§ **Task to carry out**
Without including any pictures, write out the data below exactly.

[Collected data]
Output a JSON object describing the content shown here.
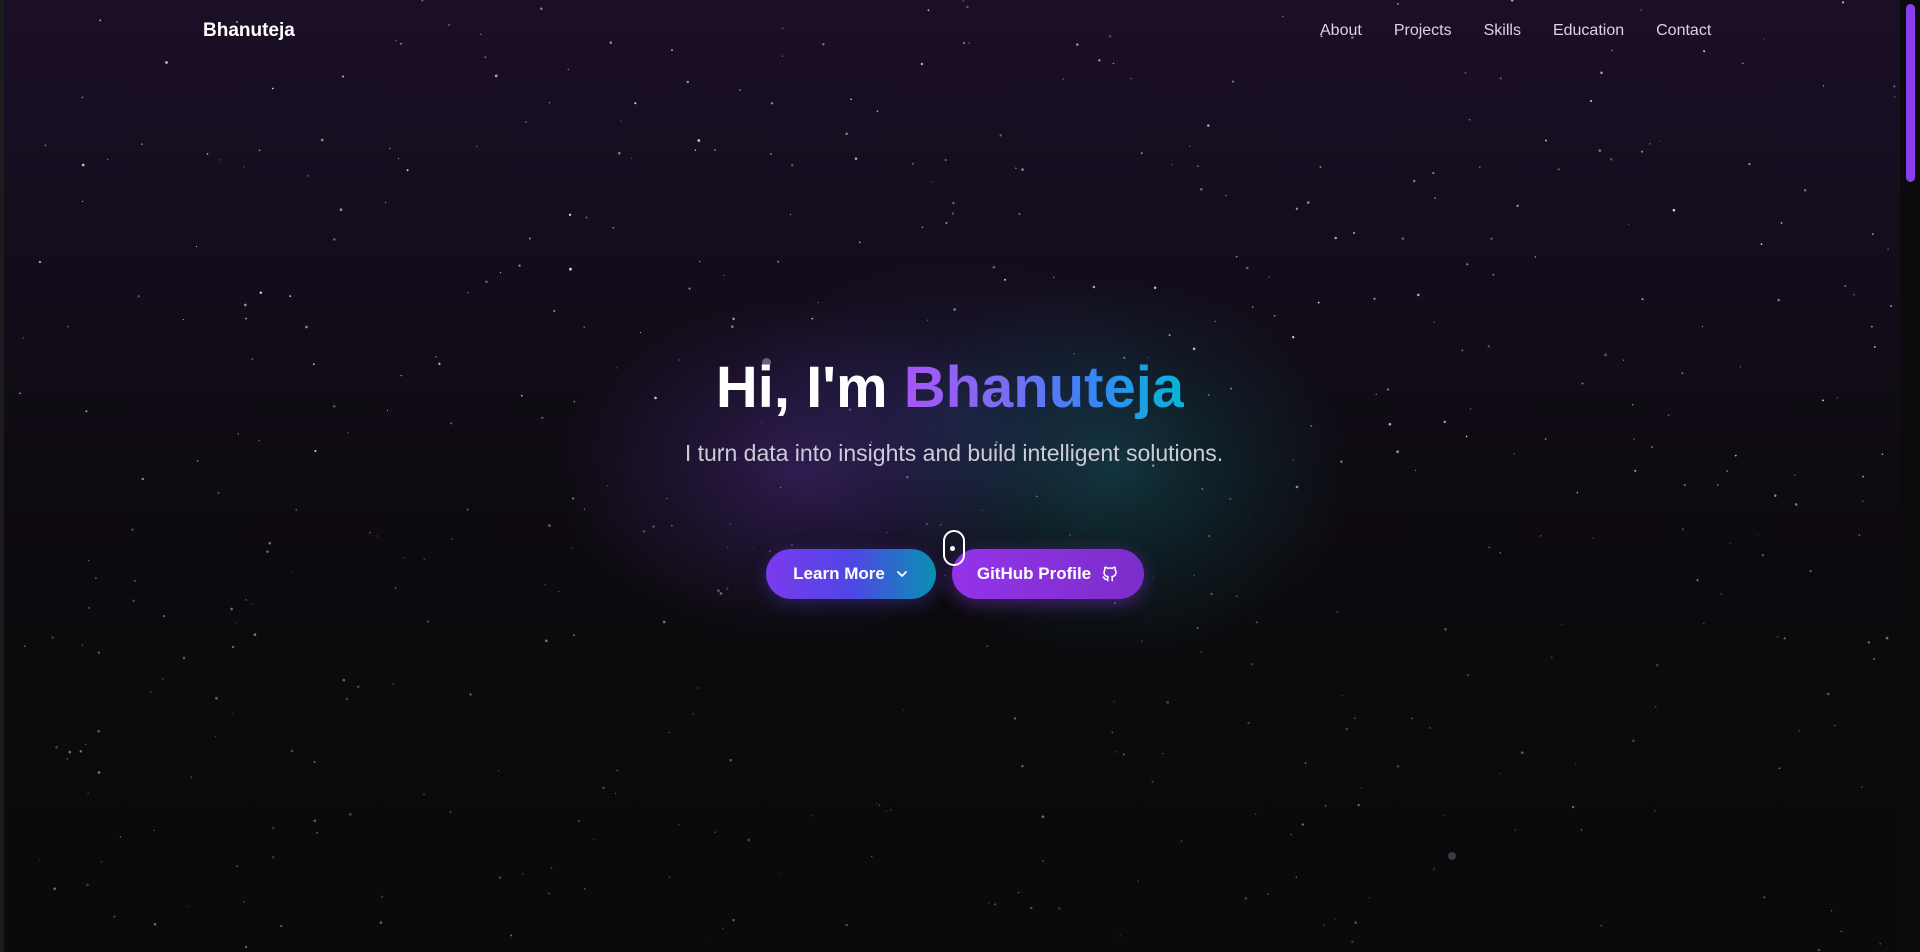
{
  "nav": {
    "brand": "Bhanuteja",
    "links": [
      "About",
      "Projects",
      "Skills",
      "Education",
      "Contact"
    ]
  },
  "hero": {
    "greeting": "Hi, I'm",
    "name": "Bhanuteja",
    "subtitle": "I turn data into insights and build intelligent solutions."
  },
  "buttons": {
    "learn_more": "Learn More",
    "github": "GitHub Profile"
  },
  "icons": {
    "learn_more_icon": "chevron-down-icon",
    "github_icon": "github-icon",
    "scroll_indicator": "mouse-scroll-icon"
  },
  "colors": {
    "accent_purple": "#9333ea",
    "accent_cyan": "#06b6d4",
    "scrollbar": "#8b3df0",
    "background": "#0a0a0b"
  }
}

§ **Solution for this exercise**
Output a JSON object describing the content shown here.
{
  "nav": {
    "brand": "Bhanuteja",
    "links": [
      "About",
      "Projects",
      "Skills",
      "Education",
      "Contact"
    ]
  },
  "hero": {
    "greeting": "Hi, I'm",
    "name": "Bhanuteja",
    "subtitle": "I turn data into insights and build intelligent solutions."
  },
  "buttons": {
    "learn_more": "Learn More",
    "github": "GitHub Profile"
  },
  "icons": {
    "learn_more_icon": "chevron-down-icon",
    "github_icon": "github-icon",
    "scroll_indicator": "mouse-scroll-icon"
  },
  "colors": {
    "accent_purple": "#9333ea",
    "accent_cyan": "#06b6d4",
    "scrollbar": "#8b3df0",
    "background": "#0a0a0b"
  }
}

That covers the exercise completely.